Entries shown:
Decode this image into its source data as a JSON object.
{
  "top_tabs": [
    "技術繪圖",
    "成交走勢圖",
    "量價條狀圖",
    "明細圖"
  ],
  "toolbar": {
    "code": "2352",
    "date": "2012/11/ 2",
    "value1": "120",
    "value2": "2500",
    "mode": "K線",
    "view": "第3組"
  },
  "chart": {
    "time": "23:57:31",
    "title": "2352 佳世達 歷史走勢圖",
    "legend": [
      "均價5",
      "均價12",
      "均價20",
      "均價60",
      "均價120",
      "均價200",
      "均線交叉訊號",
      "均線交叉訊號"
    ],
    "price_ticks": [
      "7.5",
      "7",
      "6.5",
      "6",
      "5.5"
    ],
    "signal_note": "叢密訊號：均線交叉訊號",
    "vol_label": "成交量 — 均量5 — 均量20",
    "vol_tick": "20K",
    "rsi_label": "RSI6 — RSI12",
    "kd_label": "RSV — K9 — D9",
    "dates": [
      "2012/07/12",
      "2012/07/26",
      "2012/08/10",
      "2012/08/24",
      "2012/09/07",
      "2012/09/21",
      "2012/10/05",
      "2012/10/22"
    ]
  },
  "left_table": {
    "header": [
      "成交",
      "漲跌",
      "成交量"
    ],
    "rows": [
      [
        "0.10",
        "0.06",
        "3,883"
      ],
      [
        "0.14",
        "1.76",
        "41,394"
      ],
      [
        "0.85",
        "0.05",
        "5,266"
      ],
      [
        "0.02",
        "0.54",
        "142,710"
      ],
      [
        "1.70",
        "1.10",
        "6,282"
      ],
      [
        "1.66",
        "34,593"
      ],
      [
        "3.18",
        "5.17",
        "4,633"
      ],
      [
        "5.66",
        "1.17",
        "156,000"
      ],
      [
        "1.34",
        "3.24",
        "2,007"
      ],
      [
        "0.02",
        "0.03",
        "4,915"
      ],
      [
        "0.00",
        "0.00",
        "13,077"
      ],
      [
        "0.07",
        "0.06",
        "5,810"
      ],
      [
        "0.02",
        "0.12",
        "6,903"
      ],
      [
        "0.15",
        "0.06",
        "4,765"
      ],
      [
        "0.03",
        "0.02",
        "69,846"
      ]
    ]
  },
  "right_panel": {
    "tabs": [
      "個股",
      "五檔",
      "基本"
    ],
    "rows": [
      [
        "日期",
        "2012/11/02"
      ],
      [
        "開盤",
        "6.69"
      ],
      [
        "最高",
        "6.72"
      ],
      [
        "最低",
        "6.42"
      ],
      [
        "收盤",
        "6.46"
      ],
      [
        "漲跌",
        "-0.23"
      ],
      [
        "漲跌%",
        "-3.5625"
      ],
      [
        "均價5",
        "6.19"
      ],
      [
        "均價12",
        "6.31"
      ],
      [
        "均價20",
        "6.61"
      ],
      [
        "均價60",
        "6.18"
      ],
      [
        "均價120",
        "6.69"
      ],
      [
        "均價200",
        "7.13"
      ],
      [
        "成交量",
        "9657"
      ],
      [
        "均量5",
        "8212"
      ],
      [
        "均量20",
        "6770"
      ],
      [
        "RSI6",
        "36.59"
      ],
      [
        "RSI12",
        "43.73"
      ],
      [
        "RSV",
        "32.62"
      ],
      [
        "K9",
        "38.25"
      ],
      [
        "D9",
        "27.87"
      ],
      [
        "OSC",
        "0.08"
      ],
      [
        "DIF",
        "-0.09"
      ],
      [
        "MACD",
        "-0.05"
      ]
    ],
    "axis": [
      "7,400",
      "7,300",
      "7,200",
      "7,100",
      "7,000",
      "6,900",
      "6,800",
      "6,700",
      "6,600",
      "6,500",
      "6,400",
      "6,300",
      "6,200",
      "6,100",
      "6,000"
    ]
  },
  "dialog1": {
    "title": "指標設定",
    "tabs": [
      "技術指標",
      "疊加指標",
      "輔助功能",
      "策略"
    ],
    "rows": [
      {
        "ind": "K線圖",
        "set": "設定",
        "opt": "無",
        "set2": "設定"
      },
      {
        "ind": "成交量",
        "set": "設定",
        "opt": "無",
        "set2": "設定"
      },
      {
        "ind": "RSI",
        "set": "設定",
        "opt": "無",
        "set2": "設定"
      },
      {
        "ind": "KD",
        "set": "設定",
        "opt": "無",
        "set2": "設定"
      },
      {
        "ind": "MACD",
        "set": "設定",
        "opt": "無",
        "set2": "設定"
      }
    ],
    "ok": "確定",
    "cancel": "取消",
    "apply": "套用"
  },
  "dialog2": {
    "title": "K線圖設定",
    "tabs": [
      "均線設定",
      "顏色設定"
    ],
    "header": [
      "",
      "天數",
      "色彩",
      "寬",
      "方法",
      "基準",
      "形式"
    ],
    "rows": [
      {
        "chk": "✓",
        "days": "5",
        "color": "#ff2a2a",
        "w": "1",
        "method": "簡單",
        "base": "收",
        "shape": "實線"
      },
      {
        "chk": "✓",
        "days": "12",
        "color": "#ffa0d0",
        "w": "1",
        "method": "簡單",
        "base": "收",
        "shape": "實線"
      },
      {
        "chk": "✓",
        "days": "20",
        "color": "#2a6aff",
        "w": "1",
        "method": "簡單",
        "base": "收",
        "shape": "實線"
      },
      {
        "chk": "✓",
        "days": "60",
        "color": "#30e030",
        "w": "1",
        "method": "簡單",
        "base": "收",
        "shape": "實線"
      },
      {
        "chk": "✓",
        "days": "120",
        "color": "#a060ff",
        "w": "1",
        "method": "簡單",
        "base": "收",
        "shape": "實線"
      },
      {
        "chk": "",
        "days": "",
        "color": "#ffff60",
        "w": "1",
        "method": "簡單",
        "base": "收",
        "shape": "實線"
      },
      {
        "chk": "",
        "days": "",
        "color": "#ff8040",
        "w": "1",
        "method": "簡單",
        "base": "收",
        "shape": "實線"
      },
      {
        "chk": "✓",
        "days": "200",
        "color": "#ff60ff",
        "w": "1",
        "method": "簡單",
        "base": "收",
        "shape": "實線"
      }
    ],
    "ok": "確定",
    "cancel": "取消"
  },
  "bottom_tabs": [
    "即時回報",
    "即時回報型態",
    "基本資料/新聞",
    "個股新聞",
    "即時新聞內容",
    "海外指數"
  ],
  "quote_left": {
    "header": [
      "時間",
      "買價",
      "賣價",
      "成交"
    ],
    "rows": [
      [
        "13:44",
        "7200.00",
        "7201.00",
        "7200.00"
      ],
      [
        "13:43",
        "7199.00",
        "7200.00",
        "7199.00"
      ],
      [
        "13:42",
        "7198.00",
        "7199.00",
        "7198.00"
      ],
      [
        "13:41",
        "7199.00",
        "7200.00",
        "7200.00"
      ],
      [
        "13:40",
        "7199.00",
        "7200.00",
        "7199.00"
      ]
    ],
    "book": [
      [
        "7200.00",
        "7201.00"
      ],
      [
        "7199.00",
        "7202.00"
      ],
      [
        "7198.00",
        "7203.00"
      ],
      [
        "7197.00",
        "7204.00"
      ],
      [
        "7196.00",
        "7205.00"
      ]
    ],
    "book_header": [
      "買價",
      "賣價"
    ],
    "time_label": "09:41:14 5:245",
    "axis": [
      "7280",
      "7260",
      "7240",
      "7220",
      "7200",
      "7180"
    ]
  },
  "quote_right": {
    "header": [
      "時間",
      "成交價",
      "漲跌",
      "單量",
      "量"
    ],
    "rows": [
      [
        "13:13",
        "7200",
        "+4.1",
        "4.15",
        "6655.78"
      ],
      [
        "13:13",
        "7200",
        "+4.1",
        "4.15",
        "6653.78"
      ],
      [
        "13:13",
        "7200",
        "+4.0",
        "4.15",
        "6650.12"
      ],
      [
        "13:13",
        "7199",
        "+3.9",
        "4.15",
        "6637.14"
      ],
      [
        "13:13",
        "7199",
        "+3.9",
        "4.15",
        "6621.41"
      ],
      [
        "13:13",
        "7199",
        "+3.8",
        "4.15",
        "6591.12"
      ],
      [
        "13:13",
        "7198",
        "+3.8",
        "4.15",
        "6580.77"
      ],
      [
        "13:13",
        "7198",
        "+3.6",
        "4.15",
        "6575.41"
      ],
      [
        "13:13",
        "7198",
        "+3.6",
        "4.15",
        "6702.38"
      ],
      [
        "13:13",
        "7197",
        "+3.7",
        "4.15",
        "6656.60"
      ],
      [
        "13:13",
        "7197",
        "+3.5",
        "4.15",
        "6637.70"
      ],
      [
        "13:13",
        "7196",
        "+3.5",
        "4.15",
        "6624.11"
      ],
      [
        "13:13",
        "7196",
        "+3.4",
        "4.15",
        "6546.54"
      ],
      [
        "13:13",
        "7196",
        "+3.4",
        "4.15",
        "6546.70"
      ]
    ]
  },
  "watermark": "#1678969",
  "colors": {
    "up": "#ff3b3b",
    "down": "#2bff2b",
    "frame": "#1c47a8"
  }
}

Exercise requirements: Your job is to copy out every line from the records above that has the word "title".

Response to the exercise:
    "title": "2352 佳世達 歷史走勢圖",
    "title": "指標設定",
    "title": "K線圖設定",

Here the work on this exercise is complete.